§ **WHAT YOU NEED TO DO**
Below are records. Find each line in them that holds the word "data" and copy it.

§ **INPUT MATERIAL**
*****

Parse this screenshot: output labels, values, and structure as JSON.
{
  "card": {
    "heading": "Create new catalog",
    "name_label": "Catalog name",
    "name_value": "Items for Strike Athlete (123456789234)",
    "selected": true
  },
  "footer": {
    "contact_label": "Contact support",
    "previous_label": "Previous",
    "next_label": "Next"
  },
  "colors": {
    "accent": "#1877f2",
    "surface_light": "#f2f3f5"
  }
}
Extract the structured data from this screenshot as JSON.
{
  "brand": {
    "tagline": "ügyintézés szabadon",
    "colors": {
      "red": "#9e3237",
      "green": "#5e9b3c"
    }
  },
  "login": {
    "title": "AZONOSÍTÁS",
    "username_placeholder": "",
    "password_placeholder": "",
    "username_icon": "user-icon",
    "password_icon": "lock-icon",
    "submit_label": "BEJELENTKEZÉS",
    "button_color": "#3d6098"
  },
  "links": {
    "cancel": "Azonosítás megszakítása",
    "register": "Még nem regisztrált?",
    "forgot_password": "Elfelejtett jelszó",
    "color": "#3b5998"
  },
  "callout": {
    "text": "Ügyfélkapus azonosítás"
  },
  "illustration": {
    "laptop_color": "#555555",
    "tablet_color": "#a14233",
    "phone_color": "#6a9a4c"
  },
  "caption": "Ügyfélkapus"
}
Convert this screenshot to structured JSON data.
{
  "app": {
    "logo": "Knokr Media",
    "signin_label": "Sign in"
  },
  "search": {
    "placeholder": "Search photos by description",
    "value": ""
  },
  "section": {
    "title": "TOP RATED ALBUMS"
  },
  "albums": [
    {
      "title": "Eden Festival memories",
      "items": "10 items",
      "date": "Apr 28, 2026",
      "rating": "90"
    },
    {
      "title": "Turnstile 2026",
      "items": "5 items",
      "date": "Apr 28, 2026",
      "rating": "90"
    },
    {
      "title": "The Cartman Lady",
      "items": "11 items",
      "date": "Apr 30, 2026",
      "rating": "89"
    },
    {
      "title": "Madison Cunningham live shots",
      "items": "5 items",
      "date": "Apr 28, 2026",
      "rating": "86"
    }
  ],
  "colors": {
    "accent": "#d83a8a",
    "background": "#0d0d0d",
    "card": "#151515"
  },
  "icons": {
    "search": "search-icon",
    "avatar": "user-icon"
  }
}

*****

§ **EXPECTED OUTPUT**
Extract the structured data from this screenshot as JSON.
Convert this screenshot to structured JSON data.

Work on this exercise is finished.